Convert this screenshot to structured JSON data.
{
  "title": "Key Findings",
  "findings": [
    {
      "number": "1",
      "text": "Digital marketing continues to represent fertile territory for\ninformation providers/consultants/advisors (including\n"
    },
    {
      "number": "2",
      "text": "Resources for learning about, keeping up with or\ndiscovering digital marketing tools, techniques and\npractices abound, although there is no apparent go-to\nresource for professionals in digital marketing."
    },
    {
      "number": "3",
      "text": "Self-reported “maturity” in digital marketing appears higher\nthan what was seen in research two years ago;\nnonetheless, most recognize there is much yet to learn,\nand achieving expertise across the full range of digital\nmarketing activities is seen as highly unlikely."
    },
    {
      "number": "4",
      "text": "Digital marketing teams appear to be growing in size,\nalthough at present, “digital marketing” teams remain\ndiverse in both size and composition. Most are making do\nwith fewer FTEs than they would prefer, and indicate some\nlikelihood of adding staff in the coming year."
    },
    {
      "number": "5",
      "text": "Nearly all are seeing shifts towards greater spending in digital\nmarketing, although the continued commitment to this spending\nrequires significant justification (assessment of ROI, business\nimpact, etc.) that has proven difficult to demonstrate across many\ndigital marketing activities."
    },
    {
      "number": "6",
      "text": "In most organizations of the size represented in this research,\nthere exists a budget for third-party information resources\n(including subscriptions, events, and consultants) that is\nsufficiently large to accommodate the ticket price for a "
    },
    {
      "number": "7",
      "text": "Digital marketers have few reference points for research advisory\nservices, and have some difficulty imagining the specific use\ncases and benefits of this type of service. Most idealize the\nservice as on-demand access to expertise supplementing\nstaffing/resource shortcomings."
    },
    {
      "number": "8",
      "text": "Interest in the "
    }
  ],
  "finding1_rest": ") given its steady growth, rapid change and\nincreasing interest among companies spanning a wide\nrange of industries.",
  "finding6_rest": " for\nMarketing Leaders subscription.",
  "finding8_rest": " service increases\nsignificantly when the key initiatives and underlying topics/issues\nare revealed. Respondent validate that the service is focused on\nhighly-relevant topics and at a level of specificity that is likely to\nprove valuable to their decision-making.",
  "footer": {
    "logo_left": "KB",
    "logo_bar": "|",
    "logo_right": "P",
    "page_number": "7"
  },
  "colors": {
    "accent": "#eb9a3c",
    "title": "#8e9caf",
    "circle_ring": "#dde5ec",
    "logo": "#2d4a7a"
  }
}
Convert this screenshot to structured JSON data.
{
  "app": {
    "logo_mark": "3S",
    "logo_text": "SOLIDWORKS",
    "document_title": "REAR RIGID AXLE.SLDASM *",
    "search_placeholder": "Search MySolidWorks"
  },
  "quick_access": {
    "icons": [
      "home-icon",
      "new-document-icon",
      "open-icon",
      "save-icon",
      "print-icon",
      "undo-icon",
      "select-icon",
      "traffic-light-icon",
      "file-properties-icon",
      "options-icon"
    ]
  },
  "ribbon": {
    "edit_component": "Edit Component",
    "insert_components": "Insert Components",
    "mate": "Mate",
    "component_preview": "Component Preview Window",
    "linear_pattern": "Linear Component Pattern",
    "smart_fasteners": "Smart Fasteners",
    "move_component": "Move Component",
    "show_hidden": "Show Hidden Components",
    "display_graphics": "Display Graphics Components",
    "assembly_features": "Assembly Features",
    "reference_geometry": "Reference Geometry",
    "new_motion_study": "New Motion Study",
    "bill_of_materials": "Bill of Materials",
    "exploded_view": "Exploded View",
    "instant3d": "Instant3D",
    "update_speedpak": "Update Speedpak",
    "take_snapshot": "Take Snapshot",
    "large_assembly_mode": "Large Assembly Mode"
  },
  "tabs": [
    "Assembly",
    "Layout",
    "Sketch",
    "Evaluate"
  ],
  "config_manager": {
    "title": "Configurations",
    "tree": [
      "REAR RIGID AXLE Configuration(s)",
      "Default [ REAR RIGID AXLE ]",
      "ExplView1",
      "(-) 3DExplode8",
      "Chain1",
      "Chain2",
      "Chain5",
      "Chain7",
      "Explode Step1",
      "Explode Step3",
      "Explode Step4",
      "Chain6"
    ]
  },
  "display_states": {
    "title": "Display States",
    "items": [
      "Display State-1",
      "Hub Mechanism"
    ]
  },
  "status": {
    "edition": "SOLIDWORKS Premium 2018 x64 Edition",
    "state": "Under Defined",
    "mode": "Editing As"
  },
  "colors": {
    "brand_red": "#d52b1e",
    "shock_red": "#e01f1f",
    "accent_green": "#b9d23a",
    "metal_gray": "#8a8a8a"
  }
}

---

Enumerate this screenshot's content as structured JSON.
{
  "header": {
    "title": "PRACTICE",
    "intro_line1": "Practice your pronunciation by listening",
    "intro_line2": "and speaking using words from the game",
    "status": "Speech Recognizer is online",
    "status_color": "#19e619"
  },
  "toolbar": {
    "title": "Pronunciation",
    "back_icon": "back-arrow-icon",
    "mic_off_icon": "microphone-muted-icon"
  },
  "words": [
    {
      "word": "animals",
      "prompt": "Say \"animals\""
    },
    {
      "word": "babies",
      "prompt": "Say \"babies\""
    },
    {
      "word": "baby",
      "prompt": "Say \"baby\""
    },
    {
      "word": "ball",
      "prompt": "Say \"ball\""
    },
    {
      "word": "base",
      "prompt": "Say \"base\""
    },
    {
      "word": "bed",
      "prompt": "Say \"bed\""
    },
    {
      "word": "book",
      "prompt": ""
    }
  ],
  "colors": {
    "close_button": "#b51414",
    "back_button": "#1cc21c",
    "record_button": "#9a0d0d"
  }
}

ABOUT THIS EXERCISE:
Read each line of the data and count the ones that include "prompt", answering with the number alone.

REPLY:
7